The communication with the database and the abstraction about the database’s engine we are using is one of the best features of Django. All of this is thanks to the Managers, an interface between database and Django models.
All models in Django have at least one manager. By default, the models use django.db.models.manager. Manager like manager class default, which it’s assigned to objects field in the model.
Usually, the custom managers are used for two reasons:
- Complex and reusable filters. If it’s necessary to create a complex or reusable filter, you can develop your own manager with a method that makes this work.
# models.py class Book(models.Model): title = models.CharField(_('Title'), null=False, blank=False, max_length=256) pub_date = models.DateField() objects = MyCustomManager() # managers.py class MyCustomManager(models.Manager): def my_filter(date, contained_title): return super(MyCustomManager, self).get_queryset().exclude(pub_date__gt=date, title__icontains=contained_title).order_by('-pub_date', 'title')
With this code, Book.objects.exclude(pub_date__gt=datetime.date(2005, 1, 3), title__icontains='Hello').order_by('-pub_date', 'title') returns the same data as Book.objects.my_filter(datetime.date(2005, 1, 3),'Hello'). With this functionality we avoid errors when we are writing a very long filter.
- Modify the queryset. In Django, the model’s queryset is a complete or partial instances model list. We can save time by developing a custom manager that works with a filtered queryset.
If we have stored in database 10 objects of the model ‘Article’ (7 of them created in 2015 and the rest created before), we can develop a custom manager that works only with the articles created since 2015. In this case, Article.since_2015.all() would return 7 objects, all created from 2015 onwards. Also, we can keep using the different functions that a manager provides: Article.since_2015.get(), Article.since_2015.filter(), etc.
Also, we can define a manager through a custom QuerySet class as follows:
custom_manager = MyCustomQuerySet.as_manager()
Can we use more than one manager?
Django offers the possibility of using as many managers as we want, but only one is used as default. It is not advisable to use as default manager a custom manager that modifies the queryset. This would cause errors with related models, migrations, dumpdata, etc.
When we define a model, the first manager founded in the model’s fields will be selected as default manager. On the other hand, we can choose manually what manager will be the default manager defining the variable ‘default_manager_name’ in the Meta of our model.
Custom manager inheritance
Since Django 1.10, the models can inherit all managers from their parent classes, even if the parent class is abstract. The inheritance procedure works as follow:
- All managers are inherited
- If there is no managers in the parent classes or in the child class, Django provides the default manager (‘objects’) to the child class.

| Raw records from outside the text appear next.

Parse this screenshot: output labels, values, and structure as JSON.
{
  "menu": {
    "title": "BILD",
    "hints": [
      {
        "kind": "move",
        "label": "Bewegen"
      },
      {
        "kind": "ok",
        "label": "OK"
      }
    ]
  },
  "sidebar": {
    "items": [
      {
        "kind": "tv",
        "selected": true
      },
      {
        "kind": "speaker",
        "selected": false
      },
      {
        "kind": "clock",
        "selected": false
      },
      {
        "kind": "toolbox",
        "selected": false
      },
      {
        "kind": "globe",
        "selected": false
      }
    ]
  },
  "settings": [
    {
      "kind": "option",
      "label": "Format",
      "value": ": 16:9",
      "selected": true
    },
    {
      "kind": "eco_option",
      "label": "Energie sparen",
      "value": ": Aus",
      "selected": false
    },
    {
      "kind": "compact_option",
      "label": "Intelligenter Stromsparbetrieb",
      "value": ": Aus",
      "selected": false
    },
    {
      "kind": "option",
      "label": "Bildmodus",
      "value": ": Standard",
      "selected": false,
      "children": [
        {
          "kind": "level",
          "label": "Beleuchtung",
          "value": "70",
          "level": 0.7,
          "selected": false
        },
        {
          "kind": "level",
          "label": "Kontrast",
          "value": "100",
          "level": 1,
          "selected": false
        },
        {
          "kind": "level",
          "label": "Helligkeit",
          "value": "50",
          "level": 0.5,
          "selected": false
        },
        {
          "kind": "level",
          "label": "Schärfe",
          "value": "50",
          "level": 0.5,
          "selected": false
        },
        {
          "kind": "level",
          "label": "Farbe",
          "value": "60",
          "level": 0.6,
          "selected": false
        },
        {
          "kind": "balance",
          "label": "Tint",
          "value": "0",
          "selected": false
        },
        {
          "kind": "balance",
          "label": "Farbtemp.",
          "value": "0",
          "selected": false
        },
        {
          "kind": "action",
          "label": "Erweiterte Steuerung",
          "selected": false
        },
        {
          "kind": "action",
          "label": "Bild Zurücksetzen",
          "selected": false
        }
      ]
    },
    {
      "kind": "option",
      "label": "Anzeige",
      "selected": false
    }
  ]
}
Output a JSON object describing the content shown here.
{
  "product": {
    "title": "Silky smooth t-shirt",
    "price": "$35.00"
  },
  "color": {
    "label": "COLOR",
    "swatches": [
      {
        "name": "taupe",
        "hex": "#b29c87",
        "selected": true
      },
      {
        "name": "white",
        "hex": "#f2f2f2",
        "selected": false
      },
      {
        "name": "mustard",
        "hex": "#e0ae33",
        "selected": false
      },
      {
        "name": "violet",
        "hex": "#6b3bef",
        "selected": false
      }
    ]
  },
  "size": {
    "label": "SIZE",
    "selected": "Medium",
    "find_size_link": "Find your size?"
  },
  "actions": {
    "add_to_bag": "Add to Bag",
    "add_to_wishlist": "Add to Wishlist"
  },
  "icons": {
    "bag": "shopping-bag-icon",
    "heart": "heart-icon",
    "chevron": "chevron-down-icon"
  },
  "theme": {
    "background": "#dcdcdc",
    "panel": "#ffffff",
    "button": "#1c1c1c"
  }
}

- If we aren’t using a custom manager in the child class, the default manager (‘default_manager_name’) will be inherited following the inheritance rules of python. We can clarify this procedure with an example:
class ParentNumberOne(models.Model): custom_manager = CustomManager() class ParentNumberTwo(models.Model): another_manager = AnotherManager() class Child(ParentNumberTwo, ParentNumberOne): pass
In this example, the Child’s default_manager_name variable will be ‘another_manager’ because it’s the first manager inherited (Child class inherits everything from the ParentNumberTwo class and later inherits from ParentNumberOne class). If the inheritance would be class Child(ParentNumberOne, ParentNumberTwo):, the ‘default_manager_name’ will be ‘custom_manager’.
Managers in abstract classes
The abstract classes can have managers, but their use it’s only related to the inheritance. The abstract classes haven’t got objects instanced, so the call AbstractClass.objects.all() throws an exception.